How Teen Court Works
- Defendants must be between the ages of 10 and 17.
- Defendants must have no prior record. Upon being charged with a first time offense they will be referred to Teen Court by the Department of Juvenile Justice, the Assistant State Attorney or the Juvenile Court Judge.
- The defendants must admit their guilt and agree to be sentenced by a jury of his or hers peers.
- The defendant and a parent or guardian must sign a "Waiver of Speedy Trial".
- The parent or guardian must participate in a Teen Court intake.
- The defendant must agree not to commit another delinquent act while enrolled in the program. A second charge will result in expulsion from Teen Court.
- The defendant must appear for a sentencing hearing with a parent or guardian and sign a contract with Teen Court agreeing to perform the sanctions by a certain due date.
- Student Volunteers serve as defense and prosecution attorneys. They are assigned a case at 5:00 pm on the dates Teen Court is scheduled. They prepare their cases from 5:00 pm to 6:00 pm. Police reports, witness statements and information from the Teen Court Intake are provided. Defense Attorneys also meet with the defendants during this hour.
- At 6:00 pm promptly a judge will take the bench and preside over the proceedings. Circuit Judges, County Court Judges and Attorneys serve as Teen Court Judges.

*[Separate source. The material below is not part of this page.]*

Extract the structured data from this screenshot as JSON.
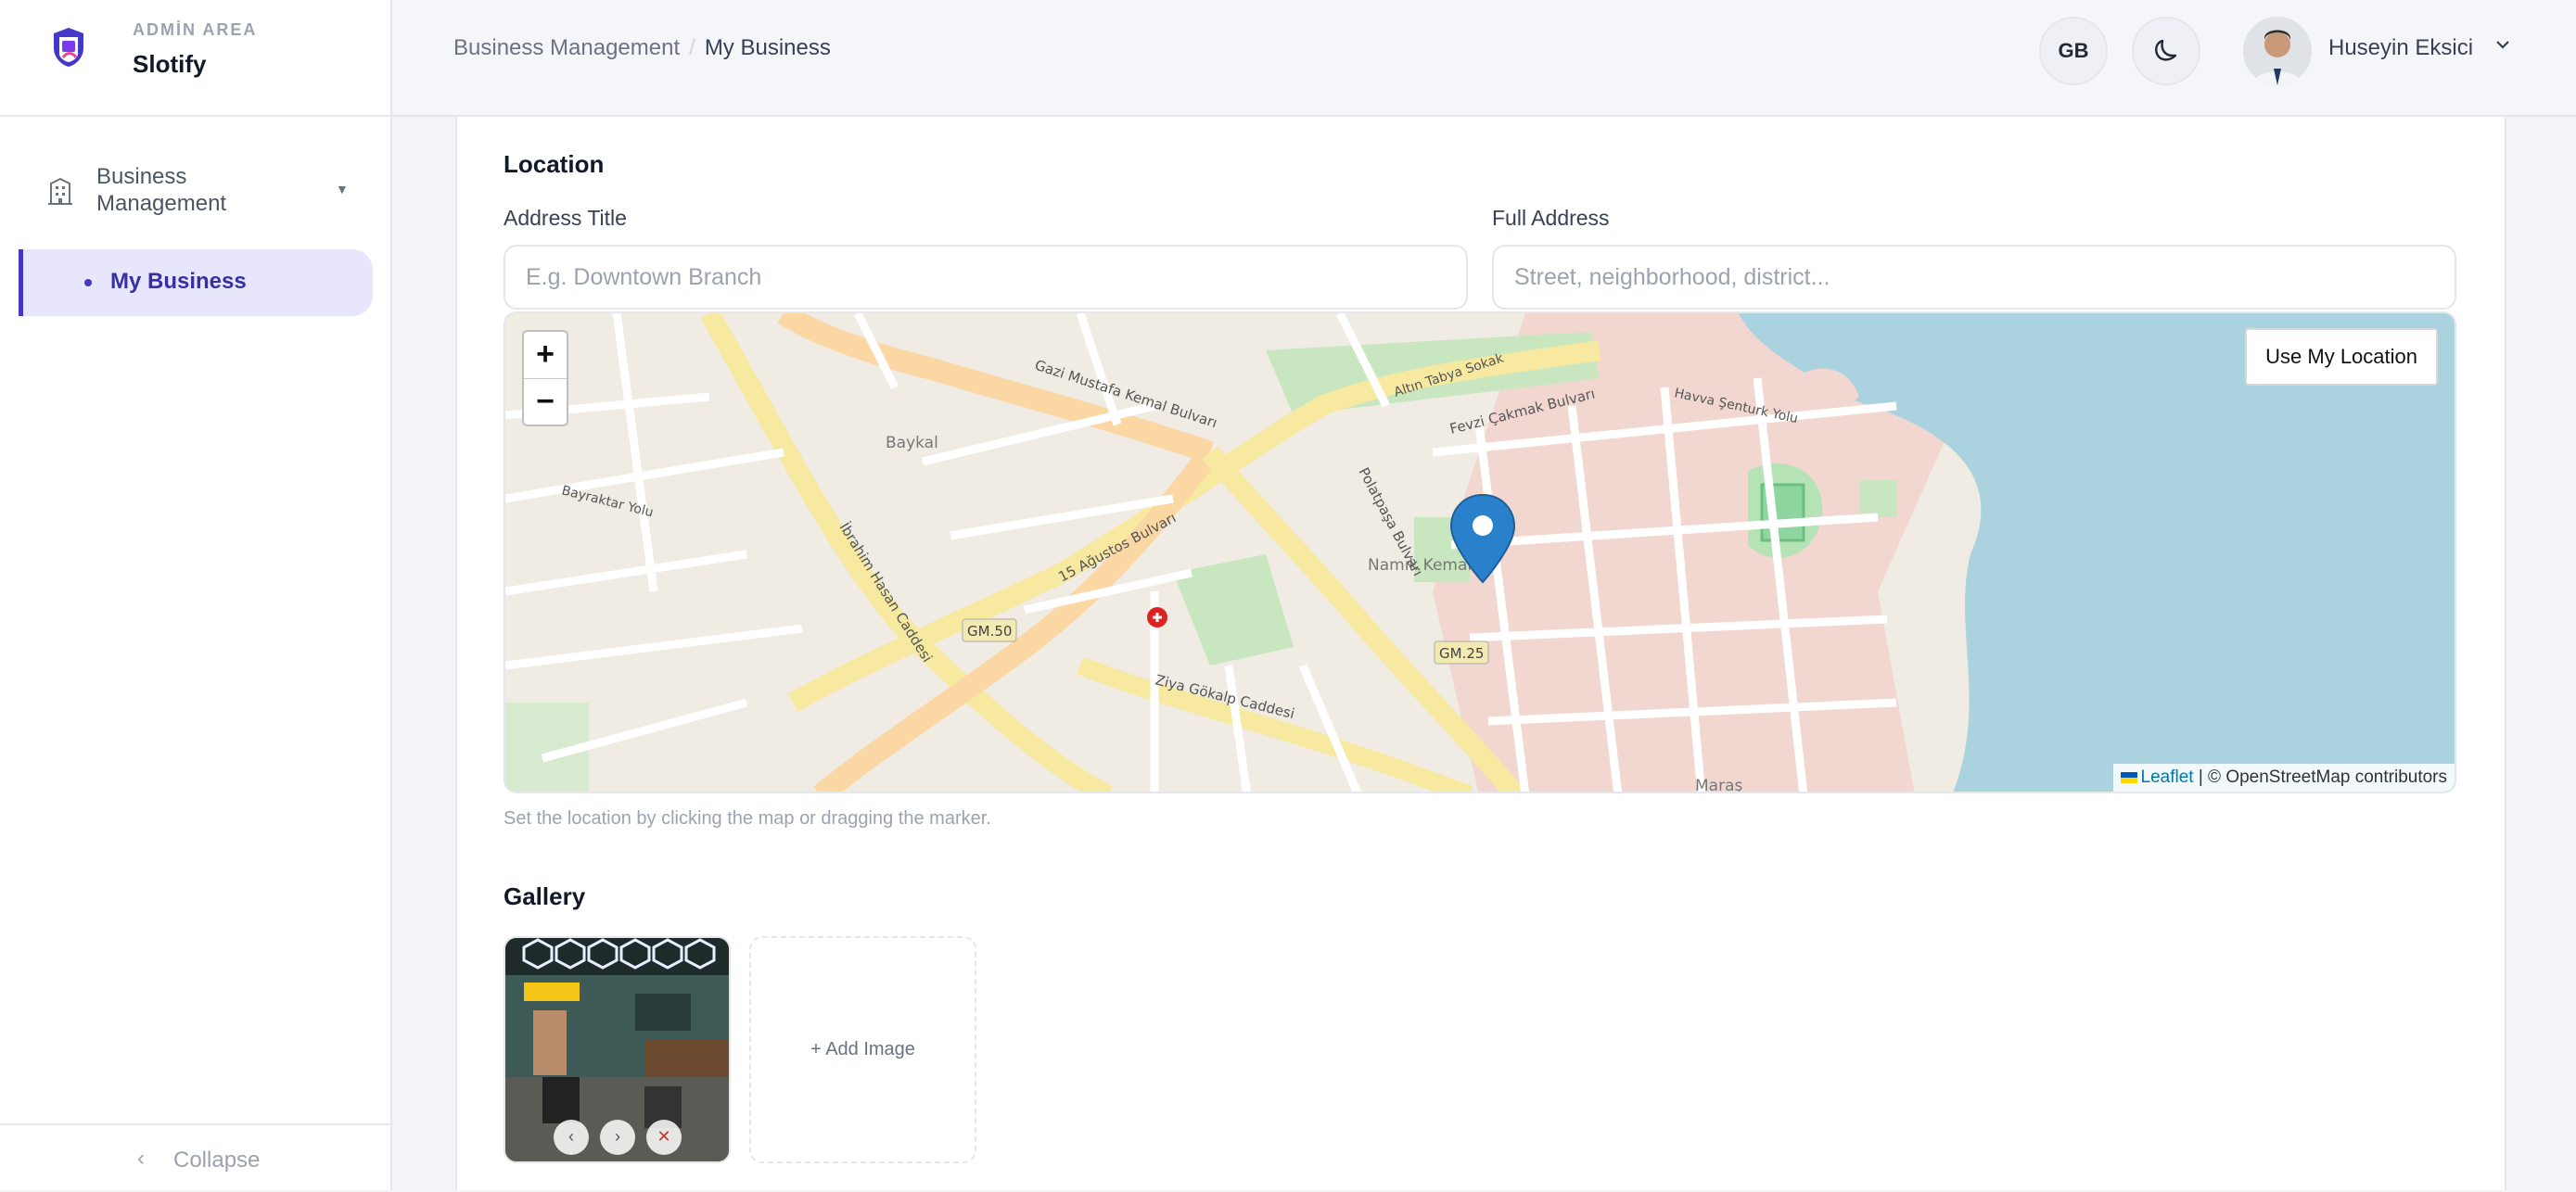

All present will be administered the "Oath of Confidentiality" by the student volunteer bailiff and the case is then presented by the student volunteer Attorneys. The jury consists of other teens who volunteer as jurors and other defendants who are serving jury duty.